Campari and Aperol are an acquired taste. I’m sure you know a few people who won’t touch the stuff and some that swear by it. I fall into the latter category. For me, bitters hold a very special place—a pedestal, even—in my heart. I love the stuff. I love their bitterness and the way a little of it goes a long way. I appreciate their sophisticated depth and find the bitter component they bring to cocktails absolutely essential. If it wasn’t for Campari we wouldn’t have the time-tested Negroni or the Americano and I wouldn’t be a happy mom.
Both Aperol and Campari are Italian aperitivos produced by the Campari Group. Campari was created in 1860 by Gaspare Campari, which makes it a year older than Italy! Aperol was originally created by he brothers Luigi and Silvio Barbieri in 1919. Now Aperol is owned by the Campari company.
They are both characterized as bitters, an alcoholic beverage that is flavored with bitter herbal essences. In cocktails, they are tasked with the role of balancing the sweet notes of a recipe.
Because of the complexity of the spirits –both Aperol and Campari are made from a secret combination of herbs and roots, with some citrus and a hint of sweetness—and a striking color. Each one brings a lot of flavor without a lot of effort. Choosing between the two is mostly a matter of desire for bitterness – Campari is very, very bitter, with some vegetal notes, where Aperol is a bit more refined. At about 11% ABV, it’s also lower in alcohol than Campari, at 23%.
The Aperol spritz emerged in the 1950s: a slug of Aperol, a slosh of prosecco and a top-up of soda water. This “cocktail” is a perfect way to begin an evening if you don’t want to get plastered.
Aperol is also known as the younger brother of Campari.
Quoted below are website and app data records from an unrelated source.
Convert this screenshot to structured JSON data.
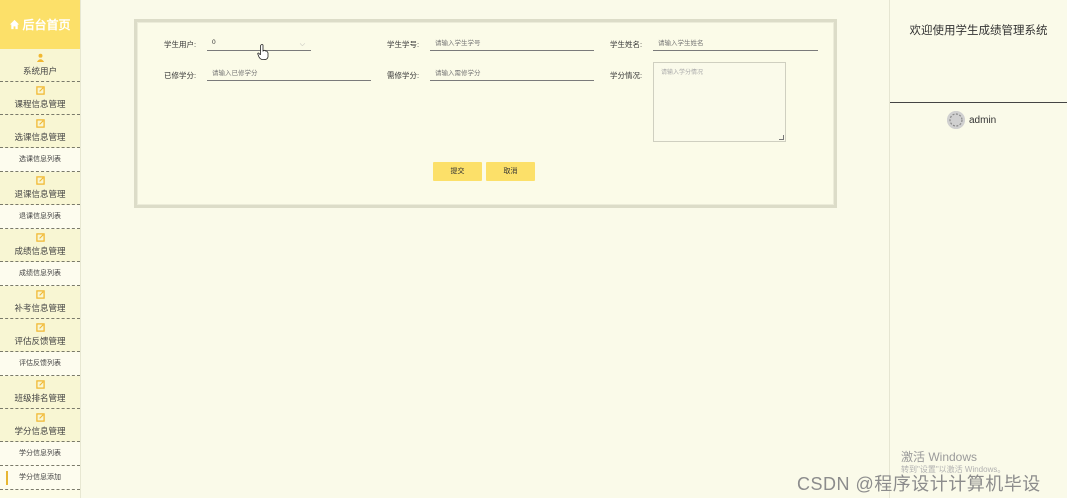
{
  "sidebar": {
    "brand": "后台首页",
    "groups": [
      {
        "label": "系统用户",
        "icon": "user-icon"
      },
      {
        "label": "课程信息管理",
        "icon": "edit-icon"
      },
      {
        "label": "选课信息管理",
        "icon": "edit-icon",
        "sub": "选课信息列表"
      },
      {
        "label": "退课信息管理",
        "icon": "edit-icon",
        "sub": "退课信息列表"
      },
      {
        "label": "成绩信息管理",
        "icon": "edit-icon",
        "sub": "成绩信息列表"
      },
      {
        "label": "补考信息管理",
        "icon": "edit-icon"
      },
      {
        "label": "评估反馈管理",
        "icon": "edit-icon",
        "sub": "评估反馈列表"
      },
      {
        "label": "班级排名管理",
        "icon": "edit-icon"
      },
      {
        "label": "学分信息管理",
        "icon": "edit-icon",
        "sub": "学分信息列表",
        "sub2": "学分信息添加"
      }
    ]
  },
  "form": {
    "student_user": {
      "label": "学生用户:",
      "value": "0"
    },
    "student_no": {
      "label": "学生学号:",
      "placeholder": "请输入学生学号"
    },
    "student_name": {
      "label": "学生姓名:",
      "placeholder": "请输入学生姓名"
    },
    "credits_done": {
      "label": "已修学分:",
      "placeholder": "请输入已修学分"
    },
    "credits_required": {
      "label": "需修学分:",
      "placeholder": "请输入需修学分"
    },
    "credit_status": {
      "label": "学分情况:",
      "placeholder": "请输入学分情况"
    },
    "submit": "提交",
    "cancel": "取消"
  },
  "right": {
    "welcome": "欢迎使用学生成绩管理系统",
    "username": "admin"
  },
  "watermarks": {
    "windows": "激活 Windows",
    "windows_sub": "转到\"设置\"以激活 Windows。",
    "csdn": "CSDN @程序设计计算机毕设"
  },
  "colors": {
    "accent": "#fce069",
    "background": "#fafae9"
  }
}
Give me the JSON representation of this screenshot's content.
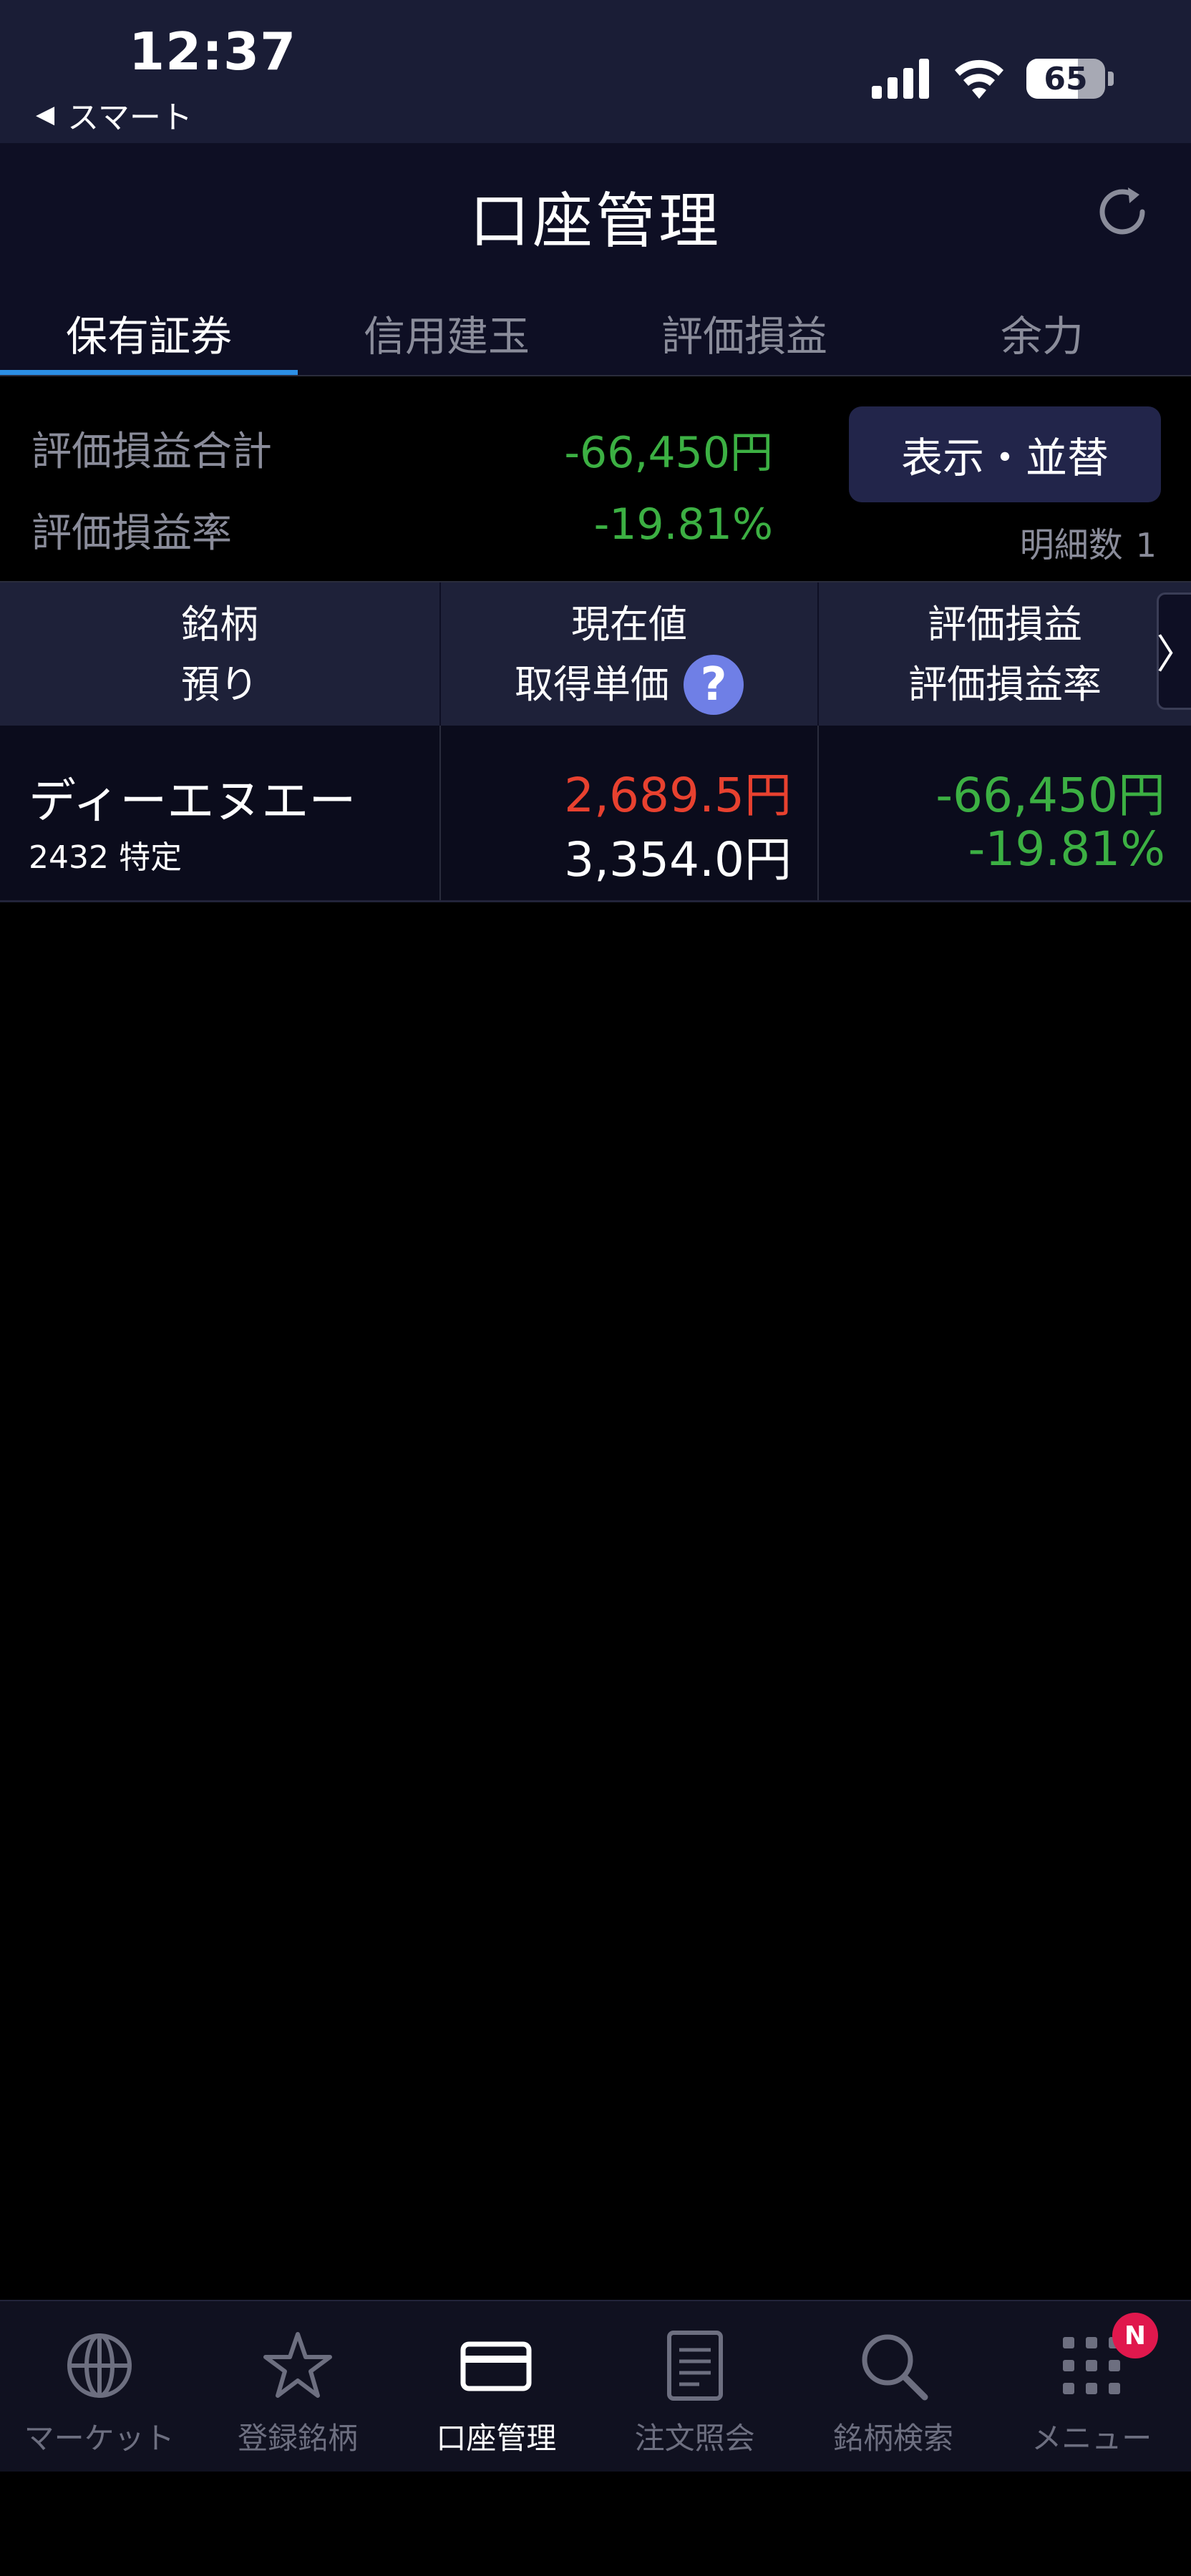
{
  "status_bar": {
    "time": "12:37",
    "back_label": "スマート",
    "battery_percent": 65,
    "battery_label": "65"
  },
  "header": {
    "title": "口座管理"
  },
  "tabs": [
    {
      "label": "保有証券",
      "active": true
    },
    {
      "label": "信用建玉",
      "active": false
    },
    {
      "label": "評価損益",
      "active": false
    },
    {
      "label": "余力",
      "active": false
    }
  ],
  "summary": {
    "total_label": "評価損益合計",
    "total_value": "-66,450円",
    "rate_label": "評価損益率",
    "rate_value": "-19.81%",
    "display_sort_button": "表示・並替",
    "detail_count_label": "明細数",
    "detail_count_value": "1"
  },
  "table": {
    "headers": {
      "col1_line1": "銘柄",
      "col1_line2": "預り",
      "col2_line1": "現在値",
      "col2_line2": "取得単価",
      "col3_line1": "評価損益",
      "col3_line2": "評価損益率"
    },
    "help_glyph": "?",
    "scroll_glyph": "〉",
    "rows": [
      {
        "name": "ディーエヌエー",
        "sub": "2432 特定",
        "current_price": "2,689.5円",
        "acquisition_price": "3,354.0円",
        "pl": "-66,450円",
        "pl_rate": "-19.81%"
      }
    ]
  },
  "bottom_nav": [
    {
      "label": "マーケット",
      "icon": "globe-icon",
      "active": false
    },
    {
      "label": "登録銘柄",
      "icon": "star-icon",
      "active": false
    },
    {
      "label": "口座管理",
      "icon": "card-icon",
      "active": true
    },
    {
      "label": "注文照会",
      "icon": "document-icon",
      "active": false
    },
    {
      "label": "銘柄検索",
      "icon": "search-icon",
      "active": false
    },
    {
      "label": "メニュー",
      "icon": "grid-menu-icon",
      "active": false
    }
  ],
  "menu_badge": "N",
  "colors": {
    "positive_red": "#e8412f",
    "negative_green": "#3cb043",
    "accent_blue": "#2c8fe6",
    "header_bg": "#0e0f24",
    "button_bg": "#22254a"
  }
}
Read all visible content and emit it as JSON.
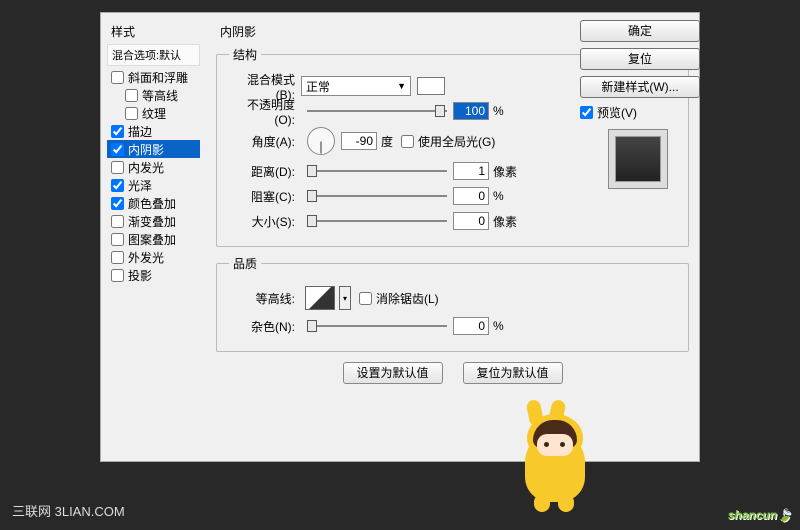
{
  "sidebar": {
    "title": "样式",
    "subtitle": "混合选项:默认",
    "items": [
      {
        "label": "斜面和浮雕",
        "checked": false,
        "indent": false
      },
      {
        "label": "等高线",
        "checked": false,
        "indent": true
      },
      {
        "label": "纹理",
        "checked": false,
        "indent": true
      },
      {
        "label": "描边",
        "checked": true,
        "indent": false
      },
      {
        "label": "内阴影",
        "checked": true,
        "indent": false,
        "selected": true
      },
      {
        "label": "内发光",
        "checked": false,
        "indent": false
      },
      {
        "label": "光泽",
        "checked": true,
        "indent": false
      },
      {
        "label": "颜色叠加",
        "checked": true,
        "indent": false
      },
      {
        "label": "渐变叠加",
        "checked": false,
        "indent": false
      },
      {
        "label": "图案叠加",
        "checked": false,
        "indent": false
      },
      {
        "label": "外发光",
        "checked": false,
        "indent": false
      },
      {
        "label": "投影",
        "checked": false,
        "indent": false
      }
    ]
  },
  "panel": {
    "title": "内阴影",
    "structure_legend": "结构",
    "blend_label": "混合模式(B):",
    "blend_value": "正常",
    "opacity_label": "不透明度(O):",
    "opacity_value": "100",
    "opacity_unit": "%",
    "angle_label": "角度(A):",
    "angle_value": "-90",
    "angle_unit": "度",
    "global_light": "使用全局光(G)",
    "distance_label": "距离(D):",
    "distance_value": "1",
    "distance_unit": "像素",
    "choke_label": "阻塞(C):",
    "choke_value": "0",
    "choke_unit": "%",
    "size_label": "大小(S):",
    "size_value": "0",
    "size_unit": "像素",
    "quality_legend": "品质",
    "contour_label": "等高线:",
    "antialias": "消除锯齿(L)",
    "noise_label": "杂色(N):",
    "noise_value": "0",
    "noise_unit": "%",
    "set_default": "设置为默认值",
    "reset_default": "复位为默认值"
  },
  "buttons": {
    "ok": "确定",
    "cancel": "复位",
    "new_style": "新建样式(W)...",
    "preview": "预览(V)"
  },
  "footer": "三联网 3LIAN.COM",
  "watermark": "shancun"
}
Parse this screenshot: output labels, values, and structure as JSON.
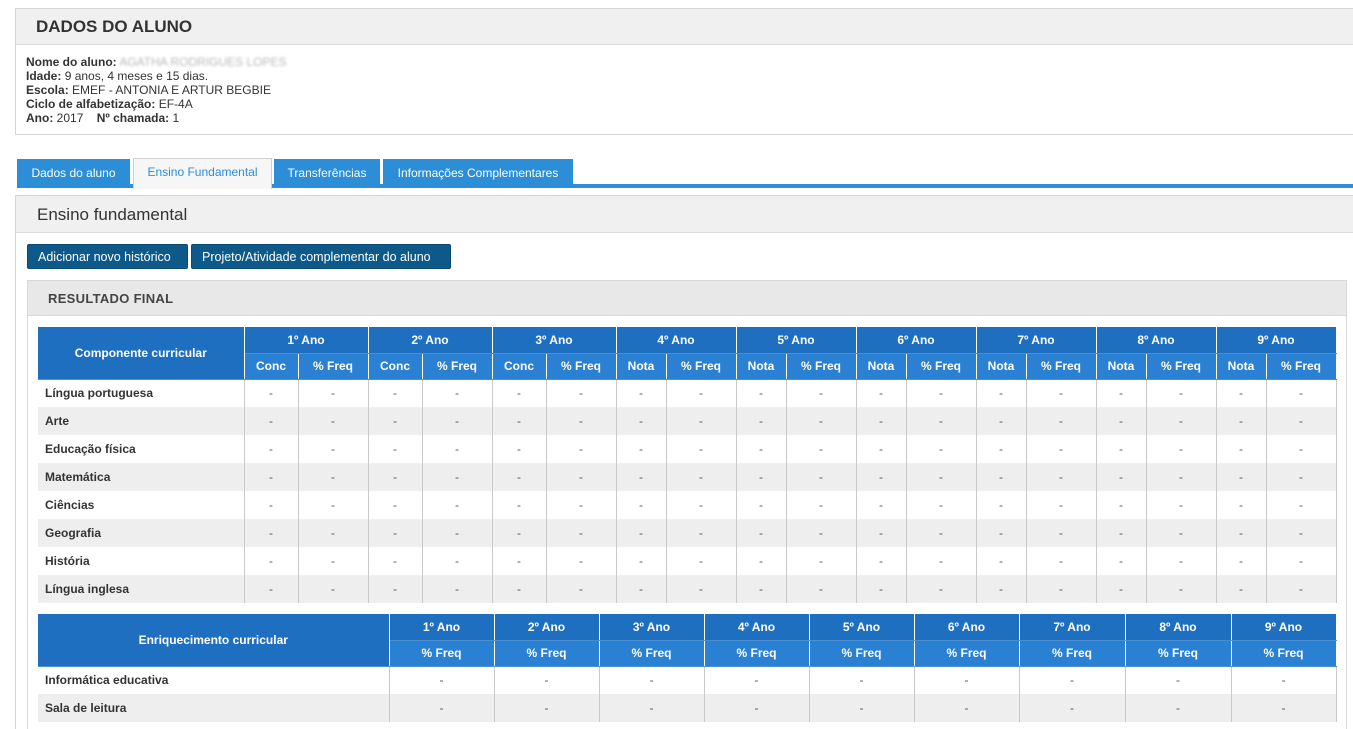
{
  "student": {
    "title": "DADOS DO ALUNO",
    "name_label": "Nome do aluno:",
    "name_value": "AGATHA RODRIGUES LOPES",
    "age_label": "Idade:",
    "age_value": "9 anos, 4 meses e 15 dias.",
    "school_label": "Escola:",
    "school_value": "EMEF - ANTONIA E ARTUR BEGBIE",
    "cycle_label": "Ciclo de alfabetização:",
    "cycle_value": "EF-4A",
    "year_label": "Ano:",
    "year_value": "2017",
    "call_label": "Nº chamada:",
    "call_value": "1"
  },
  "tabs": [
    {
      "label": "Dados do aluno"
    },
    {
      "label": "Ensino Fundamental"
    },
    {
      "label": "Transferências"
    },
    {
      "label": "Informações Complementares"
    }
  ],
  "content": {
    "title": "Ensino fundamental",
    "add_history_button": "Adicionar novo histórico",
    "project_button": "Projeto/Atividade complementar do aluno",
    "result_title": "RESULTADO FINAL"
  },
  "table1": {
    "first_header": "Componente curricular",
    "years": [
      "1º Ano",
      "2º Ano",
      "3º Ano",
      "4º Ano",
      "5º Ano",
      "6º Ano",
      "7º Ano",
      "8º Ano",
      "9º Ano"
    ],
    "subheaders": [
      [
        "Conc",
        "% Freq"
      ],
      [
        "Conc",
        "% Freq"
      ],
      [
        "Conc",
        "% Freq"
      ],
      [
        "Nota",
        "% Freq"
      ],
      [
        "Nota",
        "% Freq"
      ],
      [
        "Nota",
        "% Freq"
      ],
      [
        "Nota",
        "% Freq"
      ],
      [
        "Nota",
        "% Freq"
      ],
      [
        "Nota",
        "% Freq"
      ]
    ],
    "rows": [
      {
        "label": "Língua portuguesa",
        "values": [
          "-",
          "-",
          "-",
          "-",
          "-",
          "-",
          "-",
          "-",
          "-",
          "-",
          "-",
          "-",
          "-",
          "-",
          "-",
          "-",
          "-",
          "-"
        ]
      },
      {
        "label": "Arte",
        "values": [
          "-",
          "-",
          "-",
          "-",
          "-",
          "-",
          "-",
          "-",
          "-",
          "-",
          "-",
          "-",
          "-",
          "-",
          "-",
          "-",
          "-",
          "-"
        ]
      },
      {
        "label": "Educação física",
        "values": [
          "-",
          "-",
          "-",
          "-",
          "-",
          "-",
          "-",
          "-",
          "-",
          "-",
          "-",
          "-",
          "-",
          "-",
          "-",
          "-",
          "-",
          "-"
        ]
      },
      {
        "label": "Matemática",
        "values": [
          "-",
          "-",
          "-",
          "-",
          "-",
          "-",
          "-",
          "-",
          "-",
          "-",
          "-",
          "-",
          "-",
          "-",
          "-",
          "-",
          "-",
          "-"
        ]
      },
      {
        "label": "Ciências",
        "values": [
          "-",
          "-",
          "-",
          "-",
          "-",
          "-",
          "-",
          "-",
          "-",
          "-",
          "-",
          "-",
          "-",
          "-",
          "-",
          "-",
          "-",
          "-"
        ]
      },
      {
        "label": "Geografia",
        "values": [
          "-",
          "-",
          "-",
          "-",
          "-",
          "-",
          "-",
          "-",
          "-",
          "-",
          "-",
          "-",
          "-",
          "-",
          "-",
          "-",
          "-",
          "-"
        ]
      },
      {
        "label": "História",
        "values": [
          "-",
          "-",
          "-",
          "-",
          "-",
          "-",
          "-",
          "-",
          "-",
          "-",
          "-",
          "-",
          "-",
          "-",
          "-",
          "-",
          "-",
          "-"
        ]
      },
      {
        "label": "Língua inglesa",
        "values": [
          "-",
          "-",
          "-",
          "-",
          "-",
          "-",
          "-",
          "-",
          "-",
          "-",
          "-",
          "-",
          "-",
          "-",
          "-",
          "-",
          "-",
          "-"
        ]
      }
    ]
  },
  "table2": {
    "first_header": "Enriquecimento curricular",
    "years": [
      "1º Ano",
      "2º Ano",
      "3º Ano",
      "4º Ano",
      "5º Ano",
      "6º Ano",
      "7º Ano",
      "8º Ano",
      "9º Ano"
    ],
    "subheader": "% Freq",
    "rows": [
      {
        "label": "Informática educativa",
        "values": [
          "-",
          "-",
          "-",
          "-",
          "-",
          "-",
          "-",
          "-",
          "-"
        ]
      },
      {
        "label": "Sala de leitura",
        "values": [
          "-",
          "-",
          "-",
          "-",
          "-",
          "-",
          "-",
          "-",
          "-"
        ]
      }
    ]
  }
}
Coming in a bright orange color, Aperol has been made from many ingredients, such as; licorice, fennel, aniseed, popular buds, bitter clover, wormwood, valerian, gentian, bitter orange, andcinchiona and rhubarb.
The ingredients used in Campari still remain a closely-guarded secret. It is said to consist of Seville orange and herbs, which gives it a different flavor.
Interesting bit of trivia about Campari: until just a few years ago, Campari was a sand-pit for vegan drinkers. The dye used to produce the rich red color was taken from crushed cochineal insects! Now it’s artificially colored. Who knows the difference?
And now, the battle regarding the use of Aperol vs Campari in cocktail recipes. That’s because they have a lot of similarities, but they are words apart.
- Aperol has a strong orange and mandarin flavor and an easy sugary sweetness. Campari kicks in with a bold woody bitterness.
- Always consider the color palette: Campari is a darker ruby red, while Aperol has a lighter orange coloring.
- Campari has nearly double the alcohol content of Aperol – it’s in boozier drinks that pack a punch
- Federico Fellini directed Campari adverts. What could be more Italian???
- And finally, Campari is altogether more serious and sophisticated!OK, Whatever: they’re both delicious – none of this remotely matters.
- The verdict: Aperol until 3pm or so, Campari from then on.